The flood of tears was difficult to hold back when Kali left us. We dedicated ourselves to him every single day for eight months and he had quickly become a member of our family, so obviously it hurt.
For a while it was difficult to make sense out of what I was feeling. I found myself asking the same question a five-year-old posed to Buddhist monk Thich Nhat Hanh after her doggie died – how do I not feel sad? And I found some comfort in the monk’s response to what he admitted was a difficult question – look up and see that a cloud never dies. It just transforms into rain and then becomes our cup of tea.
The “what if” questions came equally as fast at us, as we wondered if an alternate course of action would have kept Kali alive. Wisdom tells us that is a dangerous path to go down, so we instead worked on accepting what had happened. Knowledge and application often travel on different tracks though.
There was also a fear of being judged and laughed at (similar to the responses I got when our first goldfish died many, many years ago!). Afterall, who cries over a chicken? Luckily a friend answered that question for me a few days later – people who manage to connect with other living beings do.
Eventually I dared to close my eyes to see what was happening inside of me. I found overwhelm, but surprisingly it mostly came from a place of gratitude and humility. I was touched by how “just a chicken” managed to enter our hearts and give us so many cherished moments – even during some trying times.
It is the image of Kali’s trusting eyes that impacts me the most. On his good days, he felt safe enough to come and sit by our side. And in his vulnerable times, he let us take care of him without any resistance. We can only hope he felt loved in every one of those tender moments.
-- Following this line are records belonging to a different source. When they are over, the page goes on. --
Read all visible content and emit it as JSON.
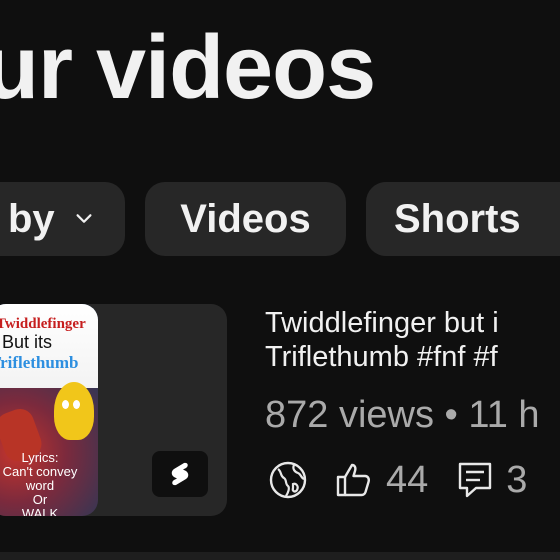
{
  "header": {
    "title": "ur videos"
  },
  "filters": {
    "sort_label": "by",
    "videos_label": "Videos",
    "shorts_label": "Shorts"
  },
  "video": {
    "thumbnail": {
      "line1": "Twiddlefinger",
      "line2": "But its",
      "line3": "Triflethumb",
      "lyrics_1": "Lyrics:",
      "lyrics_2": "Can't convey word",
      "lyrics_3": "Or",
      "lyrics_4": "WALK"
    },
    "title_line1": "Twiddlefinger but i",
    "title_line2": "Triflethumb #fnf #f",
    "meta": "872 views • 11 h",
    "visibility_icon": "globe-icon",
    "likes": "44",
    "comments": "3"
  },
  "colors": {
    "background": "#0f0f0f",
    "chip": "#272727",
    "text": "#f1f1f1",
    "secondary": "#aaaaaa"
  }
}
People often find it easy to sympathise when a dog or cat dies, but struggle to understand the grief of losing a chicken. Perhaps this is because we tend to see chickens as food or maybe we undermine them for having “bird brains”. But here our experience has given us a very different perspective (and let me assure you, our prestigious university qualifications have certainly not stopped us from repeatedly being outwitted by these super alert and sensitive creatures).
A lesson in love Blessings come in all shapes, sizes and species. We’re often told that our spoilt chickens are lucky to have come to us because we’ve created heaven for them in our backyard. But I feel we’re equally lucky to have had these chickens in our lives. Not only have they showered us with countless priceless little moments, they’ve also taught us so much about love and life.
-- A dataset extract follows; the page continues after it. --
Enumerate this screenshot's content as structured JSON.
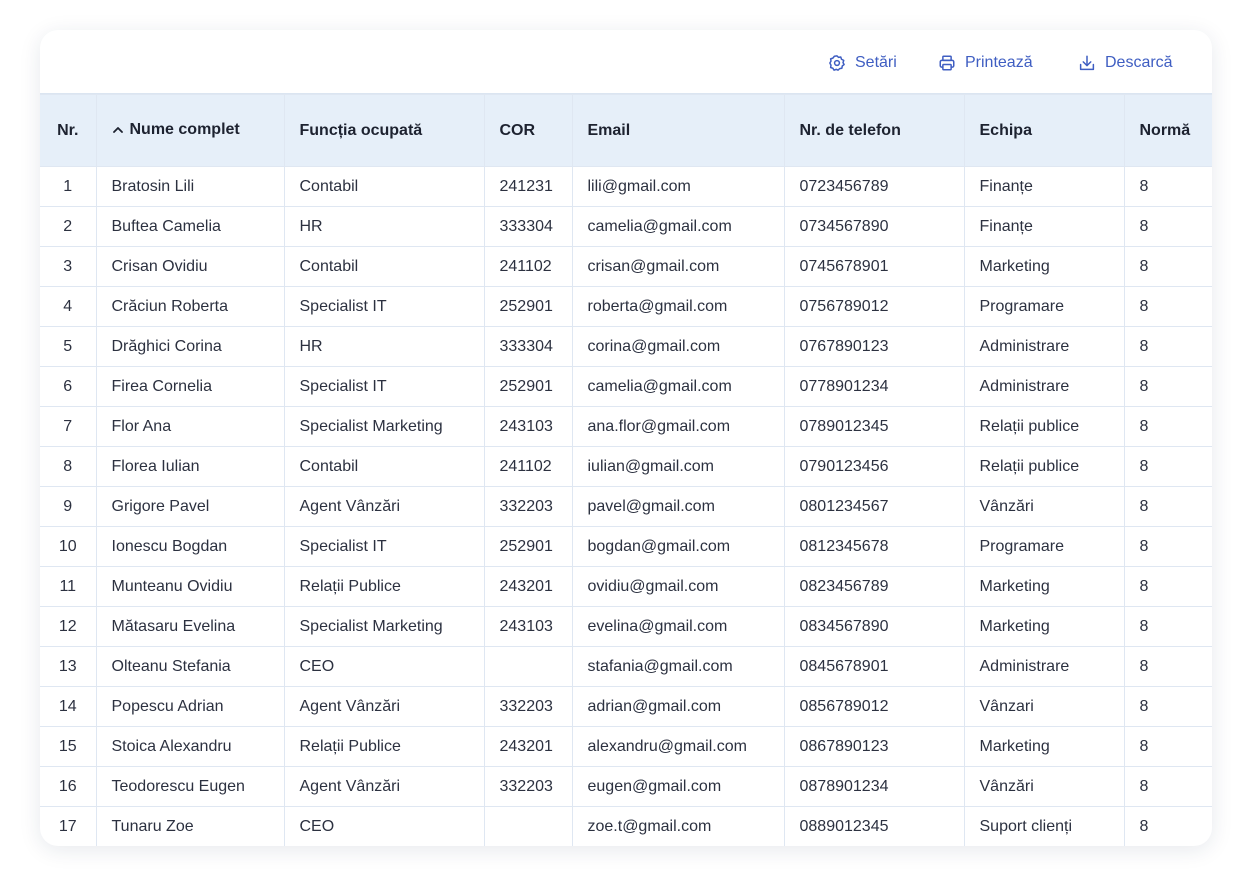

They say one of the most precious gifts we can offer someone is our presence. That is exactly what these chickens give us every single time they see us. They make themselves available to us. They curiously follow us around. They sit with us when we seek out a quiet moment. And they talk to us in their language when they get even a glimpse of us.
It didn’t take me long to realise that chickens, like other non-human animals, are great teachers of mindfulness! Noticing their attentiveness towards us, I always find myself putting my phone away. The cluttered mind pauses when I allow myself to just be with them, and suddenly I get to let in a whole bunch of mesmerising moments into my day.
Kali’s passing has also made me recognise that love sincerely knows no boundaries – it doesn’t discriminate between species. Unlike the clever mind, the heart does not attempt to manufacture a reason for loving a rooster any less than a hen or a chicken any less than a dog. The heart sees no value in those distinctions. It just connects and relates. And to have experienced that special bond with anyone is a blessing.
Over the past eight months we’ve realised that there aren’t many people in the urban world who are as lucky as us to have enjoyed the intriguing company of chickens, let alone roosters. Kali’s loss has been painful, but that pain is easily outweighed by the love and happiness he and our other feathered friends have brought into our lives. Truly, our lives are richer because of Kali and the rest of the troop.
As French writer Anatole France once said:
Until one has loved an animal, a part of one’s soul remains unawakened.